Filter the records below, keeping only lines with the string "title".

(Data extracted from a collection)
*** Begin section ***
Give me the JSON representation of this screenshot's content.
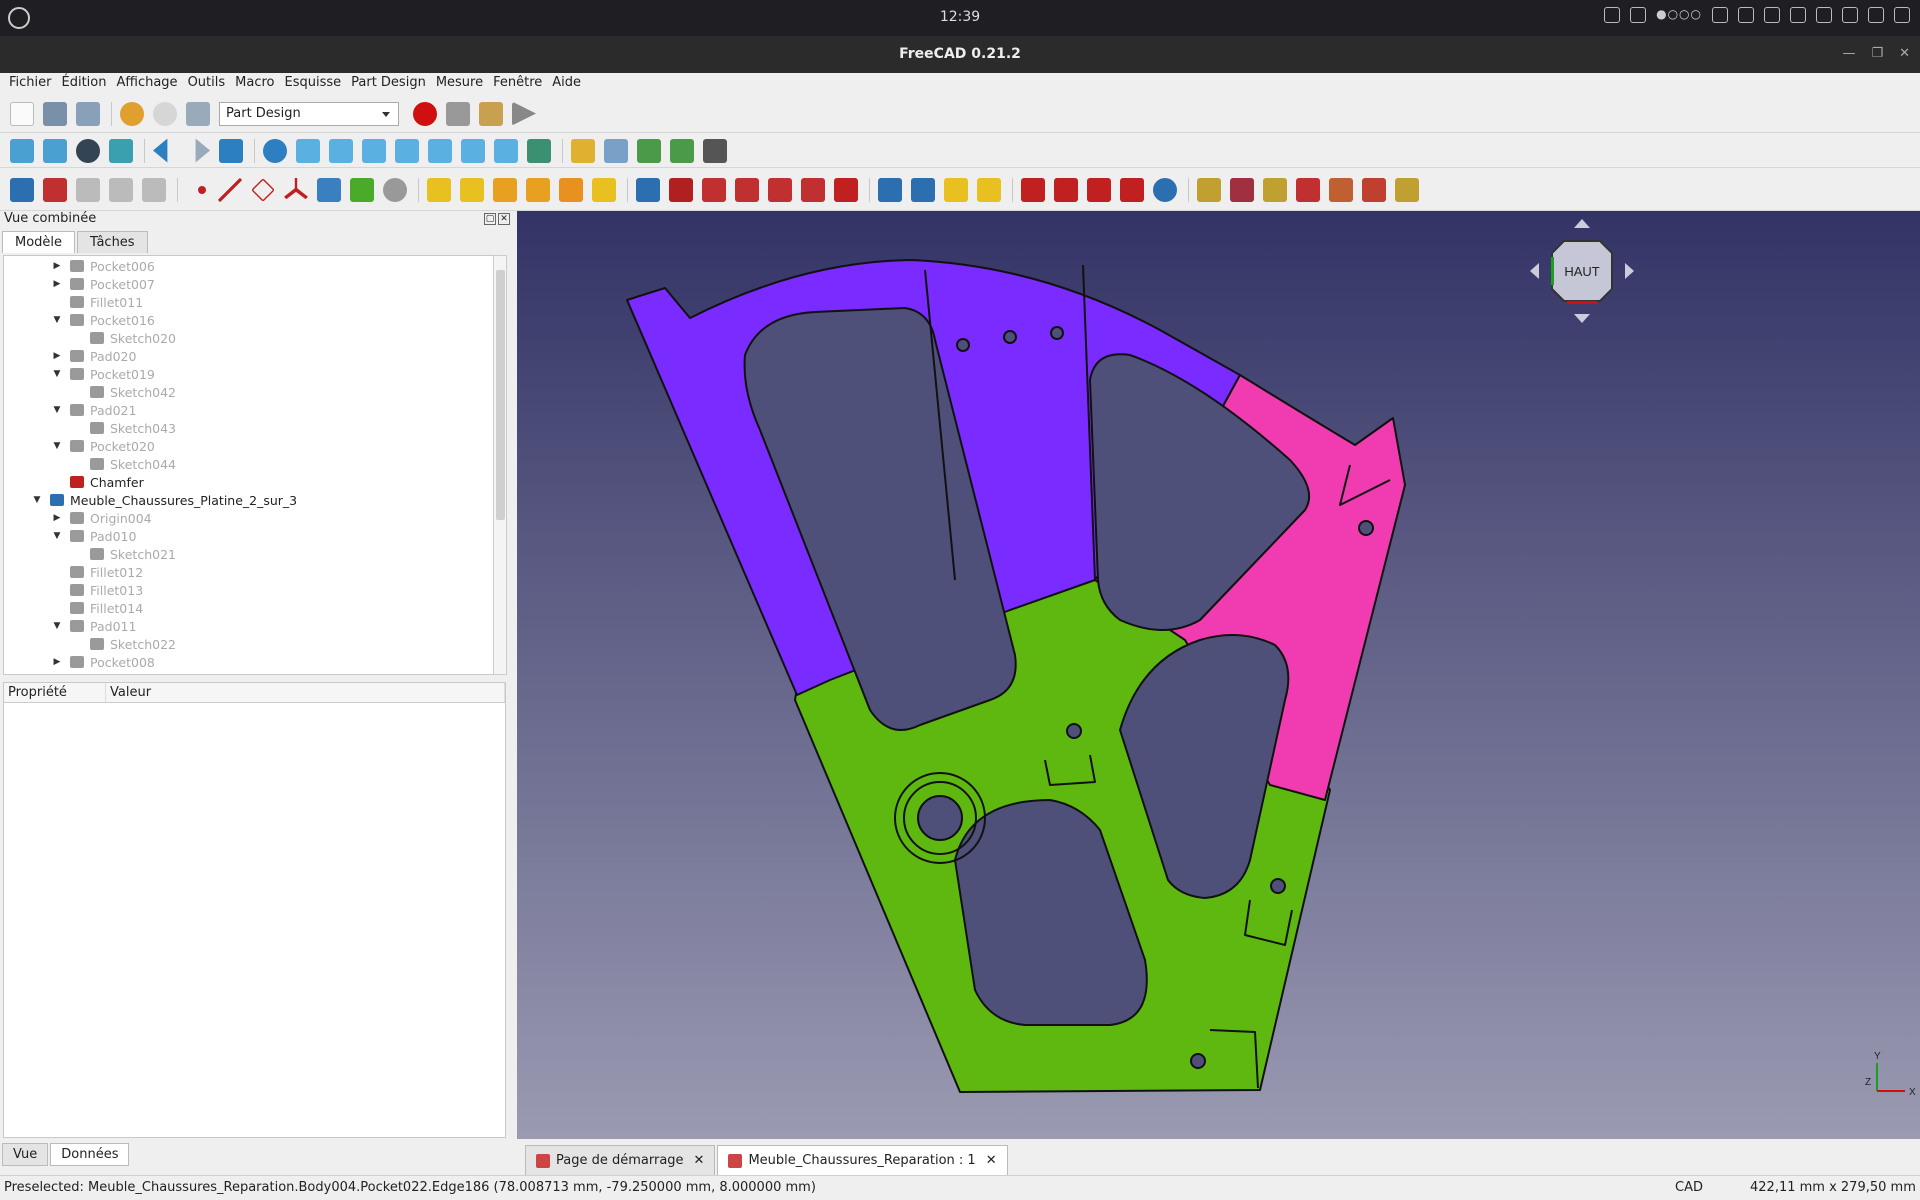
{
  "system": {
    "clock": "12:39"
  },
  "window": {
    "title": "FreeCAD 0.21.2"
  },
  "menu": [
    "Fichier",
    "Édition",
    "Affichage",
    "Outils",
    "Macro",
    "Esquisse",
    "Part Design",
    "Mesure",
    "Fenêtre",
    "Aide"
  ],
  "toolbar": {
    "workbench": "Part Design"
  },
  "panel": {
    "title": "Vue combinée",
    "tab_model": "Modèle",
    "tab_tasks": "Tâches",
    "prop_col": "Propriété",
    "val_col": "Valeur",
    "tab_view": "Vue",
    "tab_data": "Données"
  },
  "tree": [
    {
      "label": "Pocket006",
      "indent": 2,
      "arrow": "right",
      "state": "gray"
    },
    {
      "label": "Pocket007",
      "indent": 2,
      "arrow": "right",
      "state": "gray"
    },
    {
      "label": "Fillet011",
      "indent": 2,
      "arrow": "",
      "state": "gray"
    },
    {
      "label": "Pocket016",
      "indent": 2,
      "arrow": "down",
      "state": "gray"
    },
    {
      "label": "Sketch020",
      "indent": 3,
      "arrow": "",
      "state": "gray"
    },
    {
      "label": "Pad020",
      "indent": 2,
      "arrow": "right",
      "state": "gray"
    },
    {
      "label": "Pocket019",
      "indent": 2,
      "arrow": "down",
      "state": "gray"
    },
    {
      "label": "Sketch042",
      "indent": 3,
      "arrow": "",
      "state": "gray"
    },
    {
      "label": "Pad021",
      "indent": 2,
      "arrow": "down",
      "state": "gray"
    },
    {
      "label": "Sketch043",
      "indent": 3,
      "arrow": "",
      "state": "gray"
    },
    {
      "label": "Pocket020",
      "indent": 2,
      "arrow": "down",
      "state": "gray"
    },
    {
      "label": "Sketch044",
      "indent": 3,
      "arrow": "",
      "state": "gray"
    },
    {
      "label": "Chamfer",
      "indent": 2,
      "arrow": "",
      "state": "active"
    },
    {
      "label": "Meuble_Chaussures_Platine_2_sur_3",
      "indent": 1,
      "arrow": "down",
      "state": "body"
    },
    {
      "label": "Origin004",
      "indent": 2,
      "arrow": "right",
      "state": "gray"
    },
    {
      "label": "Pad010",
      "indent": 2,
      "arrow": "down",
      "state": "gray"
    },
    {
      "label": "Sketch021",
      "indent": 3,
      "arrow": "",
      "state": "gray"
    },
    {
      "label": "Fillet012",
      "indent": 2,
      "arrow": "",
      "state": "gray"
    },
    {
      "label": "Fillet013",
      "indent": 2,
      "arrow": "",
      "state": "gray"
    },
    {
      "label": "Fillet014",
      "indent": 2,
      "arrow": "",
      "state": "gray"
    },
    {
      "label": "Pad011",
      "indent": 2,
      "arrow": "down",
      "state": "gray"
    },
    {
      "label": "Sketch022",
      "indent": 3,
      "arrow": "",
      "state": "gray"
    },
    {
      "label": "Pocket008",
      "indent": 2,
      "arrow": "right",
      "state": "gray"
    }
  ],
  "navcube": {
    "face": "HAUT"
  },
  "axes": {
    "x": "X",
    "y": "Y",
    "z": "Z"
  },
  "doctabs": [
    {
      "label": "Page de démarrage",
      "active": false
    },
    {
      "label": "Meuble_Chaussures_Reparation : 1",
      "active": true
    }
  ],
  "status": {
    "message": "Preselected: Meuble_Chaussures_Reparation.Body004.Pocket022.Edge186 (78.008713 mm, -79.250000 mm, 8.000000 mm)",
    "nav": "CAD",
    "dimensions": "422,11 mm x 279,50 mm"
  },
  "colors": {
    "purple": "#7a2bff",
    "pink": "#f03cb0",
    "green": "#5fb80f"
  }
}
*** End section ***
RESULT OF THIS TASK:
    "title": "FreeCAD 0.21.2"
    "title": "Vue combinée",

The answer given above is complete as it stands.